In today’s often-precarious security and privacy landscape, you’d think consumers would be taking security and privacy risks into serious consideration when purchasing new IoT devices. And you’d be wrong.
When hungry consumers want to know how many calories are in a bag of chips, they can check the nutrition label on the bag. When those same consumers want to check the security and privacy practices of a new IoT device, they aren’t able to find even the most basic facts.
Not yet, at least.
Cyberattacks targeting corporate cloud services have increased significantly in the last few months as cyber criminals look to exploit the rise in remote working to gain access to corporate accounts.
While many manufacturers continue to hope for a return to normal after the COVID-19 pandemic, leading organizations have taken a longer view. They have retooled to succeed in an environment marked by extraordinary uncertainty and rapidly changing consumer demand.
As the supply chain and manufacturing wade through the COVID-19 crisis, companies have renewed their embrace of robotics – if with circumspection.
The disruption that COVID-19 has brought about will trigger a boom in the market for the Internet of Things, or connected, technologies, say industry executives and analysts.
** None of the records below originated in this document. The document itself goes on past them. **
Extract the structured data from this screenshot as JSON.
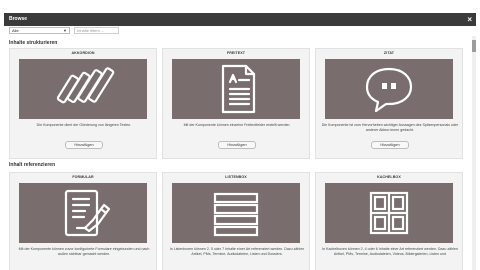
{
  "window": {
    "title": "Browse",
    "close": "×"
  },
  "filters": {
    "select_value": "Alle",
    "search_placeholder": "Inhalte filtern ..."
  },
  "sections": [
    {
      "title": "Inhalte strukturieren"
    },
    {
      "title": "Inhalt referenzieren"
    }
  ],
  "cards": [
    {
      "title": "AKKORDION",
      "desc": "Die Komponente dient der Gliederung von längeren Texten.",
      "button": "Hinzufügen",
      "icon": "accordion-icon"
    },
    {
      "title": "FREITEXT",
      "desc": "Mit der Komponente können einzelne Freitextfelder erstellt werden.",
      "button": "Hinzufügen",
      "icon": "document-icon"
    },
    {
      "title": "ZITAT",
      "desc": "Die Komponente ist zum Hervorheben wichtiger Aussagen des Spitzenpersonals oder anderer Akteur:innen gedacht.",
      "button": "Hinzufügen",
      "icon": "quote-icon"
    },
    {
      "title": "FORMULAR",
      "desc": "Mit der Komponente können zuvor konfigurierte Formulare eingebunden und nach außen sichtbar gemacht werden.",
      "icon": "form-icon"
    },
    {
      "title": "LISTENBOX",
      "desc": "In Listenboxen können 2, 5 oder 7 Inhalte einer Art referenziert werden. Dazu zählen Artikel, PMs, Termine, Audiodateien, Listen und Dossiers.",
      "icon": "list-icon"
    },
    {
      "title": "KACHELBOX",
      "desc": "In Kachelboxen können 2, 4 oder 6 Inhalte einer Art referenziert werden. Dazu zählen Artikel, PMs, Termine, Audiodateien, Videos, Bildergalerien, Listen und",
      "icon": "grid-icon"
    }
  ],
  "colors": {
    "titlebar": "#3a3a3a",
    "preview_bg": "#7a6d6d",
    "icon": "#ffffff"
  }
}
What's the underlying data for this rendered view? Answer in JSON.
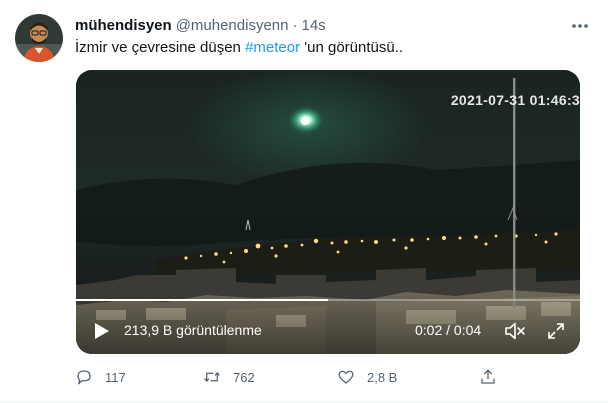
{
  "author": {
    "display_name": "mühendisyen",
    "handle": "@muhendisyenn",
    "separator": "·",
    "time": "14s"
  },
  "tweet": {
    "text_before": "İzmir ve çevresine düşen ",
    "hashtag": "#meteor",
    "text_after": " 'un görüntüsü.."
  },
  "media": {
    "timestamp_overlay": "2021-07-31 01:46:3",
    "views": "213,9 B görüntülenme",
    "duration": "0:02 / 0:04",
    "progress": 0.5
  },
  "actions": {
    "reply_count": "117",
    "retweet_count": "762",
    "like_count": "2,8 B",
    "share_count": ""
  },
  "icons": {
    "more": "more-horizontal-icon",
    "reply": "reply-icon",
    "retweet": "retweet-icon",
    "like": "heart-icon",
    "share": "share-icon",
    "play": "play-icon",
    "mute": "speaker-muted-icon",
    "fullscreen": "fullscreen-icon"
  },
  "colors": {
    "accent": "#1d9bf0",
    "secondary_text": "#536471"
  }
}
They add that companies such as Infosys, Tata Communications, ThoughtWorks, Citius Tech and Hero Electronix are betting on these opportunities.
The cybersecurity industry has experienced a rare silver lining of the COVID-19 economic collapse, recent studies show. Remote workers need new kinds of protection; healthcare organizations need defenses in a desperate time, and high-profile ransomware cases drive demand for new solutions.
The coronavirus is laying the groundwork for a massive cyber attack. In fact, we’ll see the largest cyber attack in HISTORY within the next six months.
The tech sector is quietly having a boom during the COVID-19 pandemic. Open-source developers are getting involved with many aspects of the fight against the coronavirus, using Python to visualize its spread and helping to repurpose data acquisition systems to perform contact tracing.
Even in the midst of a global pandemic, industry analysts predict that edge computing – and complimentary 5G network offerings – will ultimately see significant growth.